Alternative Gaseous Fuel Options
Several of the GE lines of engine-generator sets are designed to use alternate gaseous fuels such as propane, CNG and LNG. This makes them practical alternatives even when there are no pipeline gas sources. This also fulfills the need when it is a critical standby classification that requires on-site fuel storage.
He noted that conversion of existing diesel engines to dual fuel (diesel+gas) service has some significant limitations. "You’re still using diesel fuel, so there are emission restrictions. Unlike engines designed for natural gas, these conversions do not have pistons, cylinder liners, crevice volumes or bowl configurations designed for gas. Their efficiency and reliability suffers. Our gas engines are designed to combust air/fuel in such a way to extract the maximum amount of power. The same cannot be said of today’s dual fuel engines."
Striking Fuel Cost Comparison
Additionally, Trexler pointed out the fuel economies with natural gas as compared with diesel. He indicated that with diesel at $1.88/gallon, the fuel cost would be $14.56/MMBtu, compared with natural gas at $2/MMBtu. "This would result in a diesel-only fuel cost for electricity of $131/MWHr versus $24/MWHr with pipeline natural gas."
He states that the cost of a natural gas-fired unit would typically be about 50% more expensive that a standby-only diesel. However, if the gas unit operates for 2,500 hours per year in demand-response mode, the project payoff is 2.5 years. This assumes no cogeneration application.
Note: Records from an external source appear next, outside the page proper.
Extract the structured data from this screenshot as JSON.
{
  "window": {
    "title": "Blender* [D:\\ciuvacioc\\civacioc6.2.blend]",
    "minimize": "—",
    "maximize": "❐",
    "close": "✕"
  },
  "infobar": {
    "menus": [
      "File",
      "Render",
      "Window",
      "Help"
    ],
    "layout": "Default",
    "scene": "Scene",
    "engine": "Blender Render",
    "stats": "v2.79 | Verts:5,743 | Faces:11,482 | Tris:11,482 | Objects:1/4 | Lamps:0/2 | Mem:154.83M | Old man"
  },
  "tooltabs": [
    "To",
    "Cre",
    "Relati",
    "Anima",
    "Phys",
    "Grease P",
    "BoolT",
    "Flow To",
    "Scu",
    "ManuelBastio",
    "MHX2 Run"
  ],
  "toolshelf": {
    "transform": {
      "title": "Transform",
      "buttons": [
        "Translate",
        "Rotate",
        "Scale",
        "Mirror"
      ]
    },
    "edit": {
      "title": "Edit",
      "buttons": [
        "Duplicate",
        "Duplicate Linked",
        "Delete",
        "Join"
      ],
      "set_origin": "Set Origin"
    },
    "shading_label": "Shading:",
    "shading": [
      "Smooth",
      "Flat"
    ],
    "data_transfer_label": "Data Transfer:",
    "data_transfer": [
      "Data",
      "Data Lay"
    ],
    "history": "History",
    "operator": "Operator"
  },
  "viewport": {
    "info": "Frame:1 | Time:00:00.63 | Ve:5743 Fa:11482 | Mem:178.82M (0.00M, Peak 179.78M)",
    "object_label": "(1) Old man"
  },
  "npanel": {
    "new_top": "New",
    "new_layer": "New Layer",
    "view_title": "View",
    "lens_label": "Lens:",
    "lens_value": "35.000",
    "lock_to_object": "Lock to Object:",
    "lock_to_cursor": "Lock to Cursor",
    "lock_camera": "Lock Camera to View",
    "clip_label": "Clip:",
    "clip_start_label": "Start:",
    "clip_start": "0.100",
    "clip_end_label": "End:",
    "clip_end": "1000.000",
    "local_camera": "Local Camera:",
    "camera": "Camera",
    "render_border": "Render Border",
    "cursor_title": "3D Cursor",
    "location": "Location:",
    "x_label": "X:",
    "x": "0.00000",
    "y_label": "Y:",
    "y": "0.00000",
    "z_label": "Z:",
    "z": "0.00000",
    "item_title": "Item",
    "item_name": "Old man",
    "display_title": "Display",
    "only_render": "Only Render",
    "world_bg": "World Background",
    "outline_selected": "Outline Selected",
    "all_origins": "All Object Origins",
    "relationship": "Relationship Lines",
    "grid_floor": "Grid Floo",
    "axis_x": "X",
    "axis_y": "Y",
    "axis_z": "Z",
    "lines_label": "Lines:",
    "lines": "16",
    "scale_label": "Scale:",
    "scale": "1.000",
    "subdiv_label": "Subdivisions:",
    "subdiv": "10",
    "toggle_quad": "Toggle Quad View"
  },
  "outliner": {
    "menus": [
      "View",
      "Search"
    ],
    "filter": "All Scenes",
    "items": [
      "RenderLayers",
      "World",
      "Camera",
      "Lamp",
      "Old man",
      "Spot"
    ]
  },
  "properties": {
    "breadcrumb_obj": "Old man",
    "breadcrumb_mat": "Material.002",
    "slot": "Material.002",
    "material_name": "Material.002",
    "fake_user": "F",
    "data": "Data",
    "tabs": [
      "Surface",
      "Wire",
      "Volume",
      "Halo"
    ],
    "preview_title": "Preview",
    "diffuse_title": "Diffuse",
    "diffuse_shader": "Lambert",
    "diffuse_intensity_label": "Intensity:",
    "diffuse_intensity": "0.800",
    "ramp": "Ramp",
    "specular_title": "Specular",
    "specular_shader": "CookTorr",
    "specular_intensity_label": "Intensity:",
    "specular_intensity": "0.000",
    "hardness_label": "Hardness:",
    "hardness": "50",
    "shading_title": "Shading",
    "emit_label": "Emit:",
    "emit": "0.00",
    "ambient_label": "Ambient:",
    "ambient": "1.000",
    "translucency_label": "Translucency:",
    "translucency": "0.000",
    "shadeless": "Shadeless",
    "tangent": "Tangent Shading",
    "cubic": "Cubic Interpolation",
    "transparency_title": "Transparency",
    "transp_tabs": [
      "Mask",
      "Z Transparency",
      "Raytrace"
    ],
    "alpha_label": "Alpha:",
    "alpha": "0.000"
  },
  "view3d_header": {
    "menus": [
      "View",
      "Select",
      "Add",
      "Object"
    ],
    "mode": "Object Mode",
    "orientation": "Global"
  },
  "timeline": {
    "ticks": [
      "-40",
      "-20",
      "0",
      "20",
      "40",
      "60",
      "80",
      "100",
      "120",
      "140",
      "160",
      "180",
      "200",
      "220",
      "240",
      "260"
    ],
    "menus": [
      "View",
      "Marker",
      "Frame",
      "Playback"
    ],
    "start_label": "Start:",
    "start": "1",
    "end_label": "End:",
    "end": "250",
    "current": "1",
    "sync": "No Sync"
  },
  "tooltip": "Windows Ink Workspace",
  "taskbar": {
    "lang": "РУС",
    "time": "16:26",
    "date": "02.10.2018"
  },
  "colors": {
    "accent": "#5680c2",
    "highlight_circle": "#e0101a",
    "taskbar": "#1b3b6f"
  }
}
There is no payoff for the diesel unit, because it can only operate in standby situations.
Quieter and Cleaner
Other advantages of gas engines include the fact that they are significantly quieter than diesel units. According to Trexler, the difference can be as high as 20 dB. Gas units on pipeline have no limitation on operating hours, and require relatively inexpensive emission controls as compared with diesel. He indicates the diesel unit will require five to ten times more expensive emission controls.
Now that the rapid-start issue has been overcome, for most institutional owners the choice of natural gas engines for combined standby and demand-response service is obvious. It’s the way for your standby system to pay its way. When you are installing standby power, keep this option in front of you.
This article originally appeared in the Gas Technology Summer 2016 issue.